WAQY-FM morning disc jockey David Lee warned his listeners of an "electrostatic power surge" that would happen between 7:30 and 7:45 AM. He told them to protect themselves by unplugging appliances and taping up wall sockets with electrical tape.
The local utility company received over 50 calls from people seeking to verify the warning, provoking it to send a letter of complaint to WAQY, calling the prank "beyond the bounds of having fun on April Fool's Day." It noted that one person had disconnected life-sustaining equipment "in order to avoid the consequences your announcer warned of."
No charges were brought against the station because the FCC determined that it had broken no federal law.
Campus Parody Turns Ugly (1987)Thomas Auclair, editor of The Beacon, the campus newspaper of North Adams State College, got into trouble when he ran a story declaring that the school's president, Catherine A. Tissinger, was running a telephone-sex service. The school's president responded by accusing the paper of sex discrimination and asked the Student Government Association to investigate the matter. The Student Government voted to remove Auclair from his position as editor.
“Berri Berri Funny” (1986)Israel Radio broadcast that Nabih Berri, leader of the Shi'ite Amal movement, had been assassinated. The news caused an immediate flaring of tensions in the region. However, Israeli officials quickly denounced the report as a hoax. The false report was traced back to an army intelligence officer who had planted the news item in the broadcasts of the Israeli Army's intelligence monitoring unit, from which it had been picked up by Israel Radio. Israel's Defence Minister, Yitzhak Rabin, announced that the unnamed officer would be court-martialed. Most commentators found the hoax to be in poor taste. "Berri Berri funny," one foreign correspondent commented.

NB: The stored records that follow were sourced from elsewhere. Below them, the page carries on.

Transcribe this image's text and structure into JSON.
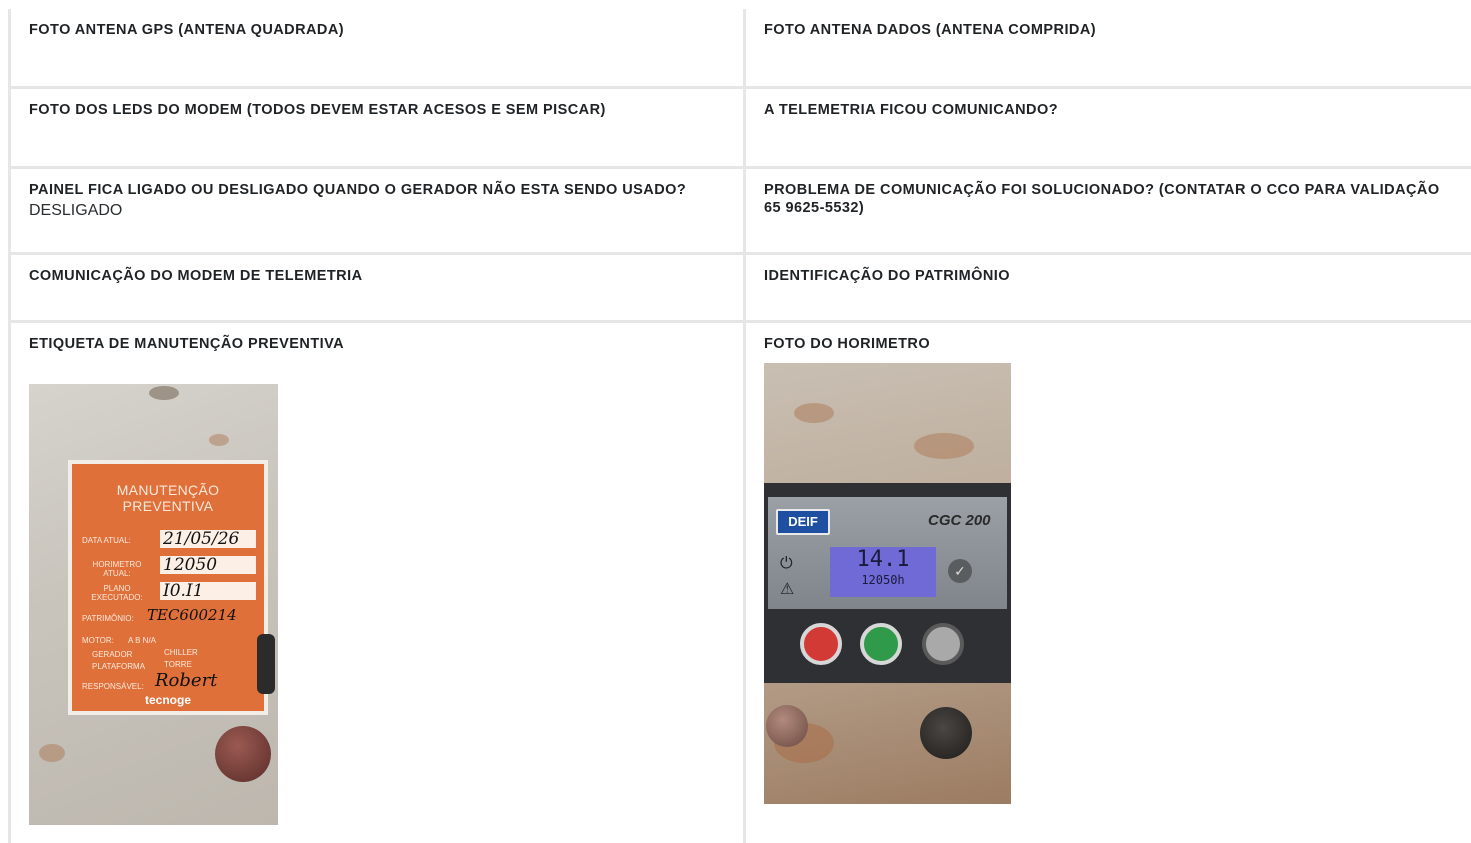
{
  "rows": [
    {
      "left": {
        "label": "FOTO ANTENA GPS (ANTENA QUADRADA)",
        "value": ""
      },
      "right": {
        "label": "FOTO ANTENA DADOS (ANTENA COMPRIDA)",
        "value": ""
      }
    },
    {
      "left": {
        "label": "FOTO DOS LEDS DO MODEM (TODOS DEVEM ESTAR ACESOS E SEM PISCAR)",
        "value": ""
      },
      "right": {
        "label": "A TELEMETRIA FICOU COMUNICANDO?",
        "value": ""
      }
    },
    {
      "left": {
        "label": "PAINEL FICA LIGADO OU DESLIGADO QUANDO O GERADOR NÃO ESTA SENDO USADO?",
        "value": "DESLIGADO"
      },
      "right": {
        "label": "PROBLEMA DE COMUNICAÇÃO FOI SOLUCIONADO? (CONTATAR O CCO PARA VALIDAÇÃO 65 9625-5532)",
        "value": ""
      }
    },
    {
      "left": {
        "label": "COMUNICAÇÃO DO MODEM DE TELEMETRIA",
        "value": ""
      },
      "right": {
        "label": "IDENTIFICAÇÃO DO PATRIMÔNIO",
        "value": ""
      }
    },
    {
      "left": {
        "label": "ETIQUETA DE MANUTENÇÃO PREVENTIVA"
      },
      "right": {
        "label": "FOTO DO HORIMETRO"
      }
    }
  ],
  "tag_photo": {
    "title_line1": "MANUTENÇÃO",
    "title_line2": "PREVENTIVA",
    "data_label": "DATA ATUAL:",
    "data_value": "21/05/26",
    "horimetro_label": "HORIMETRO ATUAL:",
    "horimetro_value": "12050",
    "plano_label": "PLANO EXECUTADO:",
    "plano_value": "I0.I1",
    "patrimonio_label": "PATRIMÔNIO:",
    "patrimonio_value": "TEC600214",
    "motor_label": "MOTOR:",
    "motor_options": "A   B   N/A",
    "gerador_label": "GERADOR",
    "chiller_label": "CHILLER",
    "plataforma_label": "PLATAFORMA",
    "torre_label": "TORRE",
    "responsavel_label": "RESPONSÁVEL:",
    "responsavel_value": "Robert",
    "brand": "tecnoge",
    "colors": {
      "card": "#e0703a",
      "plate": "#cfcac2"
    }
  },
  "hour_photo": {
    "brand": "DEIF",
    "model": "CGC 200",
    "lcd_main": "14.1",
    "lcd_hours": "12050h",
    "colors": {
      "lcd": "#6f6ad6",
      "stop": "#d23b35",
      "start": "#2e9a4a"
    }
  }
}
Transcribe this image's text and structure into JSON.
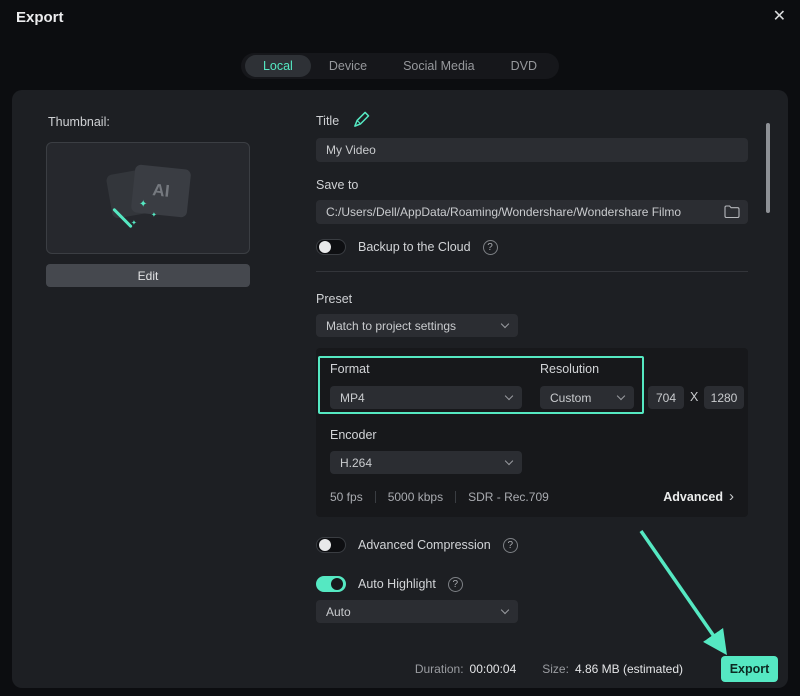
{
  "dialog": {
    "title": "Export"
  },
  "icons": {
    "close": "✕",
    "help": "?",
    "advanced_chevron": "›",
    "ai_card_label": "AI",
    "sparkle": "✦"
  },
  "tabs": {
    "items": [
      {
        "label": "Local",
        "active": true
      },
      {
        "label": "Device",
        "active": false
      },
      {
        "label": "Social Media",
        "active": false
      },
      {
        "label": "DVD",
        "active": false
      }
    ]
  },
  "left": {
    "thumbnail_label": "Thumbnail:",
    "edit_button": "Edit"
  },
  "form": {
    "title_label": "Title",
    "title_value": "My Video",
    "save_to_label": "Save to",
    "save_to_value": "C:/Users/Dell/AppData/Roaming/Wondershare/Wondershare Filmo",
    "backup_label": "Backup to the Cloud",
    "preset_label": "Preset",
    "preset_value": "Match to project settings",
    "format_label": "Format",
    "format_value": "MP4",
    "resolution_label": "Resolution",
    "resolution_value": "Custom",
    "width_value": "704",
    "dimension_x": "X",
    "height_value": "1280",
    "encoder_label": "Encoder",
    "encoder_value": "H.264",
    "fps": "50 fps",
    "bitrate": "5000 kbps",
    "color_space": "SDR - Rec.709",
    "advanced_label": "Advanced",
    "advanced_compression_label": "Advanced Compression",
    "auto_highlight_label": "Auto Highlight",
    "auto_highlight_value": "Auto"
  },
  "toggles": {
    "backup_to_cloud": false,
    "advanced_compression": false,
    "auto_highlight": true
  },
  "footer": {
    "duration_label": "Duration:",
    "duration_value": "00:00:04",
    "size_label": "Size:",
    "size_value": "4.86 MB  (estimated)",
    "export_button": "Export"
  },
  "colors": {
    "accent": "#55e8c2",
    "panel_bg": "#1d1f23",
    "page_bg": "#0c0d10"
  }
}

The Tell-All Judge (1985)Former Municipal Court Judge Lewis Wenzell sent an anonymous letter to San Diego Union-Tribune writer, Neil Morgan, describing a book he was supposedly about to publish detailing the seamy, behind-the-scenes lifestyle of San Diego's judiciary. According to the anonymous letter, the book described bitter feuds between judges, sexual relationships between a married judge and a clerk, and after-court pot parties in a judge's chambers. Morgan fell for the bait and printed an article, which he titled 'The Trash Pile,' detailing the sordid revelations. In the article he frequently referred to the book as if he had seen it himself. San Diego judges were outraged by the accusations, and were not much happier when they learned that they were victims of an elaborate prank. Morgan later claimed that he had attempted to phone Wenzell to verify the story, but Wenzell denied that he had ever received a call.